Caution! There are known data miss-match issues between SAWS and Covered California CalHEERS software. When a consumer is released from Medi-Cal it is necessary to scrub the application and look for missing or inaccurate data and conditions. The missing data could prevent the individual or family from getting the subsidy. It could be as simple as the application no longer indicating that the consumer will file taxes. This is simply fixed by checking Yes, the consumer will file taxes. Both Covered California and Medi-Cal are working to resolve this issue.
If a consumer does not like their plan or rate, they must make changes to their account and actively renew their coverage by December 15th for a plan effective date of January 1, 2019. Changes to the account and plan selection between December 16th and January 15th will have an effective date of February 1, 2019.
For the family of a small business owner, the reduction of the MAGI because of the 20% deduction could drop any dependents under 18 years old into Medi-Cal. A family of four earning $70,000 makes all the household members eligible the tax credit subsidy through Covered California.

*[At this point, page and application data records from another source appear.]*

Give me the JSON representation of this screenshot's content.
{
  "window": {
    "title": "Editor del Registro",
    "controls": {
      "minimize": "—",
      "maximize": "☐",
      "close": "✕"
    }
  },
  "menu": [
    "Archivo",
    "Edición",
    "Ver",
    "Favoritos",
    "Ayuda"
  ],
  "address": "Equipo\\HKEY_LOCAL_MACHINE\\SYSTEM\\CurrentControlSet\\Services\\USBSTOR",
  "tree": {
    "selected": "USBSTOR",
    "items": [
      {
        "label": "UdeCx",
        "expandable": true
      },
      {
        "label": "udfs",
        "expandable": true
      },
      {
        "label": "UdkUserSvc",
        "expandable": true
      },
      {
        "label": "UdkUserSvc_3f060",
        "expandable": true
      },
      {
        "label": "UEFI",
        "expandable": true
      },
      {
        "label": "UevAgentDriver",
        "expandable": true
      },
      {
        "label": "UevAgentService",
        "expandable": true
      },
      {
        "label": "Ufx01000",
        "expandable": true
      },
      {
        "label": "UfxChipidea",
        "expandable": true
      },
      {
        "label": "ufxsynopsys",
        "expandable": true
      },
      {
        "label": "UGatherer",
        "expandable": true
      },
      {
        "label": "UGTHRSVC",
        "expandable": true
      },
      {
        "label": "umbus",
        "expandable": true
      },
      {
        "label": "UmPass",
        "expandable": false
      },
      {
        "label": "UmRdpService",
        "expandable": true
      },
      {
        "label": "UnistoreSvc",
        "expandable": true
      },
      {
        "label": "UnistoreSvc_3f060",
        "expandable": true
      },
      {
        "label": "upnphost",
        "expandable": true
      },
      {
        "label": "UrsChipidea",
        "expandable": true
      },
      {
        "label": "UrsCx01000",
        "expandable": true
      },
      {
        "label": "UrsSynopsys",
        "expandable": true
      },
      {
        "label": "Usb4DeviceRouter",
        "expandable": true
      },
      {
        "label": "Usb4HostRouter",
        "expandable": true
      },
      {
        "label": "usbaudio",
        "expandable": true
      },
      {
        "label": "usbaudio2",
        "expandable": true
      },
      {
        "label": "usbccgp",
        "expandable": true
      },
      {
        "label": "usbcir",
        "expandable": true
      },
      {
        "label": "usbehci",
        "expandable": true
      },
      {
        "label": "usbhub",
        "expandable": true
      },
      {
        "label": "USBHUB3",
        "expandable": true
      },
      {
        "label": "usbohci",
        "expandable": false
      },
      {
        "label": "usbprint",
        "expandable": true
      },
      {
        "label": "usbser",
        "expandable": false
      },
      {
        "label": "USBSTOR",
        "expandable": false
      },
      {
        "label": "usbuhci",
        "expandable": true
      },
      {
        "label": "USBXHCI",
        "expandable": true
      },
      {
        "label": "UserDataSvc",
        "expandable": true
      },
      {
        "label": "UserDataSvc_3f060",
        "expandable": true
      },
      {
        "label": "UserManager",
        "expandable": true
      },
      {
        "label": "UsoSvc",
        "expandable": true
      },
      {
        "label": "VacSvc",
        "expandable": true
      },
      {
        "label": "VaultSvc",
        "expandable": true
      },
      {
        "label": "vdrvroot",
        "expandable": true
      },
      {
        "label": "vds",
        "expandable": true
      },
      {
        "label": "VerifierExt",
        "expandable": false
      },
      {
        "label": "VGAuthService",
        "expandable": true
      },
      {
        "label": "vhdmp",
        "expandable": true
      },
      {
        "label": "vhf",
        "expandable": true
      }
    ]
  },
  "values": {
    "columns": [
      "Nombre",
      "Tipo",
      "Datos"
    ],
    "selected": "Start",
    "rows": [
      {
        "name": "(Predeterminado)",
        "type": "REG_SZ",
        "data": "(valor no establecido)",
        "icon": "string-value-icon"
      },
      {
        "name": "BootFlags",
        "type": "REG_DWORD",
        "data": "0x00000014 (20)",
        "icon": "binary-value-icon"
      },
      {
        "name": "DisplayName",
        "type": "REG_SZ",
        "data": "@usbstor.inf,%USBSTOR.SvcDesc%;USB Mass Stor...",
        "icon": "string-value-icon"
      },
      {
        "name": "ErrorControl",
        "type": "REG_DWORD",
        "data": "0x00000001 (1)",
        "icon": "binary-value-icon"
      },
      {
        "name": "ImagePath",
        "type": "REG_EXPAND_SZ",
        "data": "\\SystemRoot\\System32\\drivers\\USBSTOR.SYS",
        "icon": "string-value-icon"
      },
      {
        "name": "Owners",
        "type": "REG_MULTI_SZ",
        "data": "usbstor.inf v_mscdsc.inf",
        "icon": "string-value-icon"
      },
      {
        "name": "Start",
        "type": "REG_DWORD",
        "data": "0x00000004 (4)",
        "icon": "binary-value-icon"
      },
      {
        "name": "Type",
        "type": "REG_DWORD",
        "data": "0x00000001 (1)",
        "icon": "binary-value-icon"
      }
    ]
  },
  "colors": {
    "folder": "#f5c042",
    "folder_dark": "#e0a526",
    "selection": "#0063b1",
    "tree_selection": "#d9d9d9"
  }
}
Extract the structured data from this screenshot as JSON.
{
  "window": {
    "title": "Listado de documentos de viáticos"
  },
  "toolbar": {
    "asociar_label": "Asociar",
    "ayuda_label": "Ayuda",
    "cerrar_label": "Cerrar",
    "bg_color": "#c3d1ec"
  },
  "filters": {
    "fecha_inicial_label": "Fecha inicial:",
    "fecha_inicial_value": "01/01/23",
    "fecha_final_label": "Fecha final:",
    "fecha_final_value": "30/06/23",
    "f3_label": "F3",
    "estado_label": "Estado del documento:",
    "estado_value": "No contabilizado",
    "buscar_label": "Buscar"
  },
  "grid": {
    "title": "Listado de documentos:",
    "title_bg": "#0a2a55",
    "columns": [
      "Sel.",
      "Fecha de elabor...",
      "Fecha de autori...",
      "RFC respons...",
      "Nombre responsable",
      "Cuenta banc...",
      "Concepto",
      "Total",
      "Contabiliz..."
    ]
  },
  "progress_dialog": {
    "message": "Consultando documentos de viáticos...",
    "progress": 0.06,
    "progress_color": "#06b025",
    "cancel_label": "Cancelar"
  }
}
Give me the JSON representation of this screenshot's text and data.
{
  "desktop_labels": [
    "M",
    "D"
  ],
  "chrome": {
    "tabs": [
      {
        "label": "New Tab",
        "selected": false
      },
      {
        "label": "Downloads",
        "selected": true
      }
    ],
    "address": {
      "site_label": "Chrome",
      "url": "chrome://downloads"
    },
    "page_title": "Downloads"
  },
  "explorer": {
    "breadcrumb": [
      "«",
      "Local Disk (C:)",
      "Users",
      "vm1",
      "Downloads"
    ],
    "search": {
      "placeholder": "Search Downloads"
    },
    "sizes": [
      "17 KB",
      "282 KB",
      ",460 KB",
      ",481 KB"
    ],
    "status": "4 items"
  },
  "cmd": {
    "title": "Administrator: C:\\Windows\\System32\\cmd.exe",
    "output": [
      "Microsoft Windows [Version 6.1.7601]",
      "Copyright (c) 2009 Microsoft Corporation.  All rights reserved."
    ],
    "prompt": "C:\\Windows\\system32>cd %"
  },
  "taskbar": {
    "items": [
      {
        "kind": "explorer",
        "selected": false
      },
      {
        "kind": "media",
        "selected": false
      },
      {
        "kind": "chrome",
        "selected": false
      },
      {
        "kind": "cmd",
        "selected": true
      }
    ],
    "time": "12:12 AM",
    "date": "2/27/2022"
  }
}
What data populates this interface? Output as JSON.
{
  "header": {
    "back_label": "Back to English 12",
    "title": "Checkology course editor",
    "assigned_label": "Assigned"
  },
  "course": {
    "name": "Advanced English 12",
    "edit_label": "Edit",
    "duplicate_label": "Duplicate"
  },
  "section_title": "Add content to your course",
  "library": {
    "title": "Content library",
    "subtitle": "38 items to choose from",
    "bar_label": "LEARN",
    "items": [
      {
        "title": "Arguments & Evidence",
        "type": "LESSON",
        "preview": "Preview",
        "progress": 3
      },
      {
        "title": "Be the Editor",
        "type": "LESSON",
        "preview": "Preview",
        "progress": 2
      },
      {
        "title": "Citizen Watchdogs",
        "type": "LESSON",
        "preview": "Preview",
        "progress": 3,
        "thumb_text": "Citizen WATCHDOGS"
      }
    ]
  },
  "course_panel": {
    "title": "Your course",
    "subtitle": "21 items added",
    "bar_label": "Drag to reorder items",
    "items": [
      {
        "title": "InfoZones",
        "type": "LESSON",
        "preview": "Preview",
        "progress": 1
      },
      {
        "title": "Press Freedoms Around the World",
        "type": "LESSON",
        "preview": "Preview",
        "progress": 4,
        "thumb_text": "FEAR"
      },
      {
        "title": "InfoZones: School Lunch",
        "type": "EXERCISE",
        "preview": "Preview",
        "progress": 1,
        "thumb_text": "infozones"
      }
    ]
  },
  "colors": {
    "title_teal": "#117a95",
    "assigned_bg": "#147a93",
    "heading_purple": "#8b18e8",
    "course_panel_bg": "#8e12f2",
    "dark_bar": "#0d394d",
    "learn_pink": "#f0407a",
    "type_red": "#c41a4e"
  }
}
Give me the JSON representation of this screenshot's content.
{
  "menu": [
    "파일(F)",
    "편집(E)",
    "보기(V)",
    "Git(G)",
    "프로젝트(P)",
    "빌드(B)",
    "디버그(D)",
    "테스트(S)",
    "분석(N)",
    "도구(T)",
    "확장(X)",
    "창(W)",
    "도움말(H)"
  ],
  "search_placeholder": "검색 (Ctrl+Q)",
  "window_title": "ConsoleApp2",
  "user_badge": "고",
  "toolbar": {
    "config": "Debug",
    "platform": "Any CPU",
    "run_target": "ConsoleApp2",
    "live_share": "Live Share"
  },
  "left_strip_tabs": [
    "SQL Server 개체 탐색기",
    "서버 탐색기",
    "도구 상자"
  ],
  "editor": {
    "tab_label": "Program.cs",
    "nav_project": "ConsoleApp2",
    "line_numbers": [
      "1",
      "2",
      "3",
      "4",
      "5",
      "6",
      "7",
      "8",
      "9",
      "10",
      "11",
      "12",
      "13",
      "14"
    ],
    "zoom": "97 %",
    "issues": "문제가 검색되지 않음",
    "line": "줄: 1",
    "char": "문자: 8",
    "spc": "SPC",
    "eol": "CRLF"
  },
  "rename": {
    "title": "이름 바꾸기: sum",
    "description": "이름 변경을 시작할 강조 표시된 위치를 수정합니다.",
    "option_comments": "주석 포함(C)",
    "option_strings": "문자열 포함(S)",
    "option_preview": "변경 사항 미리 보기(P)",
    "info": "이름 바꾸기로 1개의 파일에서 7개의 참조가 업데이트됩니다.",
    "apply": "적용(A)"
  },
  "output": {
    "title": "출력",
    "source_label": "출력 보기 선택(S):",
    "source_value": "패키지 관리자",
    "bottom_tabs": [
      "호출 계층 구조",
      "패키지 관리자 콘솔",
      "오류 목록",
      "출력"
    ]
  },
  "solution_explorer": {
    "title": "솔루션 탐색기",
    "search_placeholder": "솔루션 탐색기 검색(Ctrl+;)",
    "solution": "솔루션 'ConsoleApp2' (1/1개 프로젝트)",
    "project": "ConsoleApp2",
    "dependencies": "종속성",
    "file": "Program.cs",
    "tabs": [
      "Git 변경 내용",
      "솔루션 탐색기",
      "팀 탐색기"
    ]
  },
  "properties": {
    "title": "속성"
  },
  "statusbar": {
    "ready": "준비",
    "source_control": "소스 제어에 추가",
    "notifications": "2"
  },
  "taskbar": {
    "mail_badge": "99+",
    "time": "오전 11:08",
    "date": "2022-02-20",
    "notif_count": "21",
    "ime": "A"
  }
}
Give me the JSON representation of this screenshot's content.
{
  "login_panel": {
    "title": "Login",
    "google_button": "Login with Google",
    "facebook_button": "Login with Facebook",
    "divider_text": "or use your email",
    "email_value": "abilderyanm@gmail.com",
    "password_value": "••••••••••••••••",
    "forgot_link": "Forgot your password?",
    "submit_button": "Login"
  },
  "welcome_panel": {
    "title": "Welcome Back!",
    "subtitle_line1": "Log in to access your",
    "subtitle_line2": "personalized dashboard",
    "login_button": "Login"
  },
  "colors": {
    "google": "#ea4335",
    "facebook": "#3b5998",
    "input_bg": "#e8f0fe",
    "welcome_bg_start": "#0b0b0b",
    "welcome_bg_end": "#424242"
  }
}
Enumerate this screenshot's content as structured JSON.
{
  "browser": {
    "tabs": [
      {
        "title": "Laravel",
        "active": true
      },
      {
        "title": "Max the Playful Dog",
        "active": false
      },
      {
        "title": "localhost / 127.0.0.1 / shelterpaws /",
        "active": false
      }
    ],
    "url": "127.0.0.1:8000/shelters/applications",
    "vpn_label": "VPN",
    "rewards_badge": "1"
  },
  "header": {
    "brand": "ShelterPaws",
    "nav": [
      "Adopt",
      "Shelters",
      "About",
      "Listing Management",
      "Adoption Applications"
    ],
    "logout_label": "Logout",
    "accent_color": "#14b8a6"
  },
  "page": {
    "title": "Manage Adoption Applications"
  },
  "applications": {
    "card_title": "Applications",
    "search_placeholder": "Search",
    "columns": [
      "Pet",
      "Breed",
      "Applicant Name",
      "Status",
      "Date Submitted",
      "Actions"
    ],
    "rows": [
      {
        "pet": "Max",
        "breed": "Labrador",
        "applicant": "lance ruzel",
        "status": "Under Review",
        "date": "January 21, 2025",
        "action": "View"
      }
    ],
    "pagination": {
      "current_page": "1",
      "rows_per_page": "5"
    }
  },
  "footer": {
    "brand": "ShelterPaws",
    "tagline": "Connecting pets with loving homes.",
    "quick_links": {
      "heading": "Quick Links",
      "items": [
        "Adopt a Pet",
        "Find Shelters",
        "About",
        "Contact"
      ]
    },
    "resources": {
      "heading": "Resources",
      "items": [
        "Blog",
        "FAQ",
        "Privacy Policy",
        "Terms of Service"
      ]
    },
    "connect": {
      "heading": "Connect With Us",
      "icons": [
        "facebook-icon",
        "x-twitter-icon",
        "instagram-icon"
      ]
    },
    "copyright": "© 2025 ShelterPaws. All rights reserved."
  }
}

If the family reduces their income by the 20% deduction, the new income is $56,000. That is below 266% of the federal poverty level for a family of four and all dependents 18 and younger are then deemed eligible for Medi-Cal.
Anthem Blue Cross started out as carrier with the largest enrollments in 2014 and 2015. They dropped to 26% market share in 2016. They dropped again 2017 down to 19%. Part of the drop, from my perspective, was related to the cost of the health plan versus their EPO network. People didn’t see the value of the smaller network and no out of network coverage relative to other alternatives. Then in 2018 Blue Cross pulled out of most of California. They offered plans only in region 1 (Northern California), region 7 (Santa Clara County) and region 10 (Central Valley counties). This dropped their market share down to 5%.
The Medi-Cal representatives also confirm that erroneous information can pop into Covered California applications after an individual or family has been terminated from Medi-Cal. Once a person is deemed no longer eligible for Medi-Cal, the SAWS Soft Pause is released and the individual and family can then enroll in a Covered California plan with the tax credit subsidy. Unfortunately, the data on the Covered California can be missing or in accurate from what was originally entered.
In another situation I, as the agent on behalf of a client, had made a routine address change. Everything was going smoothly until we went to update the plan selection. That’s when we got the error message. Nothing I could do (logging out of the system and logging back in) changed the error code. We could not select the plan for the new region the clients were moving to.
The big change for the Gold plan was an increase in the MOOP from $6,000 in 2018 to $7,200 in 2018. That is a 16% increase. Before 2018, the Gold plans did not make a lot of financial sense considering they were so much more expensive than Silver plans. In 2018 the Gold plan MOOP was reduced to $6,000 and the Silver plans offered through Covered California were artificially inflated by approximately 10%. This meant for consumers receiving very little monthly tax credit subsidy, they were better off enrolling in a Gold plan because for some carriers the rate was less than the Silver plan.
Covered California takes a dig at the federal government correctly pointing out that rate increases, because of the removal of the individual mandate, means the subsidy amounts for consumers in Covered California will increase, “…the federal government will end up paying an estimated $250 million more in higher tax credits.” The loss of consumers will also impact Covered California. They estimate that enrollment in Covered California could decrease by as much as 162,000 individuals. Covered California is funded by a health plan fee for every member who enrolls through Covered California.